Listed records:
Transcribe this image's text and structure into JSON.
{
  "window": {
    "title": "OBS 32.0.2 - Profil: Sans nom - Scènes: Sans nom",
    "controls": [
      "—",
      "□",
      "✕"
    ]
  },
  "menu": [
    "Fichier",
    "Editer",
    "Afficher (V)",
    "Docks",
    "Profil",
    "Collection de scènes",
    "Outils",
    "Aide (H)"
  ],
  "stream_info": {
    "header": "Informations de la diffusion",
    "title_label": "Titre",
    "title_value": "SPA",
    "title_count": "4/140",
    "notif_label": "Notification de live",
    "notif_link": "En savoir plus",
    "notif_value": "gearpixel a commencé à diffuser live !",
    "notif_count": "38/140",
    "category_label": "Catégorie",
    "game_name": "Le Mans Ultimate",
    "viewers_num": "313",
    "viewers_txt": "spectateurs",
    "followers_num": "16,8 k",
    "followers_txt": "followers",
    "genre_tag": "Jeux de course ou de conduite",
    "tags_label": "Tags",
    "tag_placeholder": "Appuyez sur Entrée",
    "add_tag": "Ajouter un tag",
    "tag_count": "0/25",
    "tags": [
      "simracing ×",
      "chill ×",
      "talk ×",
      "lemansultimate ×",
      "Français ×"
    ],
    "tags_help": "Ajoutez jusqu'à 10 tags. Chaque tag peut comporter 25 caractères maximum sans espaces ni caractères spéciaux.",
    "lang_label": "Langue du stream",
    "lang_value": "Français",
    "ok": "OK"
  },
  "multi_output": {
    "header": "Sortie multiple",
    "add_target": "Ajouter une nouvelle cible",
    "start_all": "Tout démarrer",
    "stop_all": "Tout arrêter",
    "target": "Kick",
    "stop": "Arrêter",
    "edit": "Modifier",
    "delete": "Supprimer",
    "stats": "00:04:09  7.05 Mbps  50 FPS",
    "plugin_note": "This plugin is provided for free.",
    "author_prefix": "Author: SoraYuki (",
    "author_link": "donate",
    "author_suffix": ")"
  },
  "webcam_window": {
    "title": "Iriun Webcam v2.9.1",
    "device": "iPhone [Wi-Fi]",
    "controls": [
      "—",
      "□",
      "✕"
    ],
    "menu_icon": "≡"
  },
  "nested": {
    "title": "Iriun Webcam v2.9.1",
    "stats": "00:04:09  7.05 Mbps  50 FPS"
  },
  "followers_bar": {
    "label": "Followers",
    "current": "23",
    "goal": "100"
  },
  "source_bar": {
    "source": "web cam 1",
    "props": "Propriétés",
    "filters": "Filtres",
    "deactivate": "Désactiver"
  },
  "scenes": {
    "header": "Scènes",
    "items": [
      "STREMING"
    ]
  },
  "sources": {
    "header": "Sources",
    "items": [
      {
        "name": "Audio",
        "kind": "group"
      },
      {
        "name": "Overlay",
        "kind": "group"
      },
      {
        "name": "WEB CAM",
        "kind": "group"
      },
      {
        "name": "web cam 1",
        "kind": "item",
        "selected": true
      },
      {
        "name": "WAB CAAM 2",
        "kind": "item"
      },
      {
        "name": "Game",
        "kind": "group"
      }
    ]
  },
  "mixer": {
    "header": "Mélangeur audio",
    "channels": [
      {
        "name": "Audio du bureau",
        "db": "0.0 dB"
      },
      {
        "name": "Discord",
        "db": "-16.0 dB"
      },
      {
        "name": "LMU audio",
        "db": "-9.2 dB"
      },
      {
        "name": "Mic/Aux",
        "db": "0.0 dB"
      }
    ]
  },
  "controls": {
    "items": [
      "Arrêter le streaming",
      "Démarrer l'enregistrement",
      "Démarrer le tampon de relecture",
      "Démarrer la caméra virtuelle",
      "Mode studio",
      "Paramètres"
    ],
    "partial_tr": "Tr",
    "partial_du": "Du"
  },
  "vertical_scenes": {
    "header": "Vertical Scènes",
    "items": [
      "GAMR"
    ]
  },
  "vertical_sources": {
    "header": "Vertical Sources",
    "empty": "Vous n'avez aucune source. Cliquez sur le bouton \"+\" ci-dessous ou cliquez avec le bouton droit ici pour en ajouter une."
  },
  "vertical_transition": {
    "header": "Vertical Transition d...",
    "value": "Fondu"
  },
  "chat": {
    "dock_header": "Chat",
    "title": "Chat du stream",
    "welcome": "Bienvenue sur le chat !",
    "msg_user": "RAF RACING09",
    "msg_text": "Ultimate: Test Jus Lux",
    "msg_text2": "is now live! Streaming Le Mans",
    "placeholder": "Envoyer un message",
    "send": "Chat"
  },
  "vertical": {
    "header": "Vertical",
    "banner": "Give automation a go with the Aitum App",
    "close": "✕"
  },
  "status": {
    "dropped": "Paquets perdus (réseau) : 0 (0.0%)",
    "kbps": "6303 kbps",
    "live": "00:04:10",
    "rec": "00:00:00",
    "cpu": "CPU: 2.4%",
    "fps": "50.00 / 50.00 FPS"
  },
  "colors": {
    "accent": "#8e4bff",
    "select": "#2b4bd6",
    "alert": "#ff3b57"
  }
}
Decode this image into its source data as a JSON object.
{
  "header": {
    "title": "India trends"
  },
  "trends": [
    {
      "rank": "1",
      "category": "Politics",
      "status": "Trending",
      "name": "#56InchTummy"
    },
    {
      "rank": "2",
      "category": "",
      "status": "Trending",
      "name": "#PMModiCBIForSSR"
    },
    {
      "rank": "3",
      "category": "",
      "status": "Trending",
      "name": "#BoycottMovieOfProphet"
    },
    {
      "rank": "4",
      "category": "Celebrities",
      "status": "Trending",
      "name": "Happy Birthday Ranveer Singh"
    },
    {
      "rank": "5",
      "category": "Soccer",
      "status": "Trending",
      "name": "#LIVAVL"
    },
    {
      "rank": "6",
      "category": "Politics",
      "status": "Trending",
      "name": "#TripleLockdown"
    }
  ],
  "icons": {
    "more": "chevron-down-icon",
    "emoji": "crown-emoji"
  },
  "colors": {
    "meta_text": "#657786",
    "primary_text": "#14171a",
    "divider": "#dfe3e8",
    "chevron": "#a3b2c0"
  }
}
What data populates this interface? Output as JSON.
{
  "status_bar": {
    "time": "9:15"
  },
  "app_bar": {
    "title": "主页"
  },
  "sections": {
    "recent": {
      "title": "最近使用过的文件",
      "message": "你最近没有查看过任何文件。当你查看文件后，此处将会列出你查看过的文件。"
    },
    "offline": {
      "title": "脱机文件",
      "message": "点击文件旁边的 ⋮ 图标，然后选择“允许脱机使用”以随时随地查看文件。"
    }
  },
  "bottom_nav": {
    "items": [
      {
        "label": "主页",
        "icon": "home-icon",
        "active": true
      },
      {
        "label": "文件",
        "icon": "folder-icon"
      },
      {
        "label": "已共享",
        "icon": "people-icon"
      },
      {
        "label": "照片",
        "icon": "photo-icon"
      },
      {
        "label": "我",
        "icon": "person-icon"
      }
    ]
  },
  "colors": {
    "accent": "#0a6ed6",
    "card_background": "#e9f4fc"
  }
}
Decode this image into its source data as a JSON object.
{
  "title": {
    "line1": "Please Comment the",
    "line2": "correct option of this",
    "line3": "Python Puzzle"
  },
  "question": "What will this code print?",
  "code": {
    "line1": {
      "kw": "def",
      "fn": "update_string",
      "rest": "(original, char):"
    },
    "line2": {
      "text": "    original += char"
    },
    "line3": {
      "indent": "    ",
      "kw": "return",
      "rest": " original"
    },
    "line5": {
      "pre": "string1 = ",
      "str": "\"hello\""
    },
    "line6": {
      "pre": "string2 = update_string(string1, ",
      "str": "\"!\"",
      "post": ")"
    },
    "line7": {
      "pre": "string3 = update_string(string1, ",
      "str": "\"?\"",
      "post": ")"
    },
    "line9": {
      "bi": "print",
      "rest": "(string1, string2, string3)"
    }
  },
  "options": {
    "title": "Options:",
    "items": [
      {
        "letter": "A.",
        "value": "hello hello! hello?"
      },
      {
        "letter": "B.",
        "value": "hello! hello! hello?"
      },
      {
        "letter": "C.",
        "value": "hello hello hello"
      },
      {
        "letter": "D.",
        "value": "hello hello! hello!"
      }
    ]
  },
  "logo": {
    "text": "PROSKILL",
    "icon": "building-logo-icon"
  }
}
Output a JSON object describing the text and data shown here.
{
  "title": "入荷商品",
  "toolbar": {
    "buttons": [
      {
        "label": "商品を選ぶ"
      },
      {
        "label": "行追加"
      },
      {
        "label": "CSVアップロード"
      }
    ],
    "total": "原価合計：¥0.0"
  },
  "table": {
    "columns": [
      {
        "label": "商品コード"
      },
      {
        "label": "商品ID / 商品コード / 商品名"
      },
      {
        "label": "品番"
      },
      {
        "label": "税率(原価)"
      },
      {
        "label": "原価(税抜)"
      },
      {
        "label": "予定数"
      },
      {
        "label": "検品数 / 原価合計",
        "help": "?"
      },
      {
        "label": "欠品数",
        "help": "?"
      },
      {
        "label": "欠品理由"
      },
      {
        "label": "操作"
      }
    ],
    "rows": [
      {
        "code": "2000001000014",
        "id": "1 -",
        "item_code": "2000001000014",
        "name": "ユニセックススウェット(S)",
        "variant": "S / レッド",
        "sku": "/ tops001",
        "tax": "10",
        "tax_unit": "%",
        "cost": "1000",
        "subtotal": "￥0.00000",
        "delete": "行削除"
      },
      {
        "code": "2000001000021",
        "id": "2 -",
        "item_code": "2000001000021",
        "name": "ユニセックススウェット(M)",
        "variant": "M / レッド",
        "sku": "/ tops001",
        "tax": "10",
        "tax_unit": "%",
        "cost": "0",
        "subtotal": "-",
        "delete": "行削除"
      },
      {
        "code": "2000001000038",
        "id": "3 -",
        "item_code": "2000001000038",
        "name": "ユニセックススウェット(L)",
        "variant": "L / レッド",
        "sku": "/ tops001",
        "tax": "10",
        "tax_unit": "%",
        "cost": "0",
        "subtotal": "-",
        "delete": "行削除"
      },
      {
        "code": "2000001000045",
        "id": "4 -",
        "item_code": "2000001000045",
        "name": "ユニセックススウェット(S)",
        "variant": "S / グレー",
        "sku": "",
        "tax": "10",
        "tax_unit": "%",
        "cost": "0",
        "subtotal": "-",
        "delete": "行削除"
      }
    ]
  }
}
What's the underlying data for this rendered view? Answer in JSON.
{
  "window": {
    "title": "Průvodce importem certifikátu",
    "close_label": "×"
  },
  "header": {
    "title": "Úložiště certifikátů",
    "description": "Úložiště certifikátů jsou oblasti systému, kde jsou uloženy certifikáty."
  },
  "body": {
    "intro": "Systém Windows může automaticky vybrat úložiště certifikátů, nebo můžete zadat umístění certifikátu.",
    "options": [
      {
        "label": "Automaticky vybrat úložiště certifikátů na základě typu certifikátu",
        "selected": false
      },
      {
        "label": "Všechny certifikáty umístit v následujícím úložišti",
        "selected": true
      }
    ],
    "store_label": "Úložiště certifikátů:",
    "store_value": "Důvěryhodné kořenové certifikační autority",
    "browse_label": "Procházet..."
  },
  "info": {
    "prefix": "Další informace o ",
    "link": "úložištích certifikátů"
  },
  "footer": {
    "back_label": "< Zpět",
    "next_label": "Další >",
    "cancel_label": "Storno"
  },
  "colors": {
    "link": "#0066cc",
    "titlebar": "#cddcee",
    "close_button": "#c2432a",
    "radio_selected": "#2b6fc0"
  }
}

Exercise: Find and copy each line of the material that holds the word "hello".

Final answer:
      "str": "\"hello\""
        "value": "hello hello! hello?"
        "value": "hello! hello! hello?"
        "value": "hello hello hello"
        "value": "hello hello! hello!"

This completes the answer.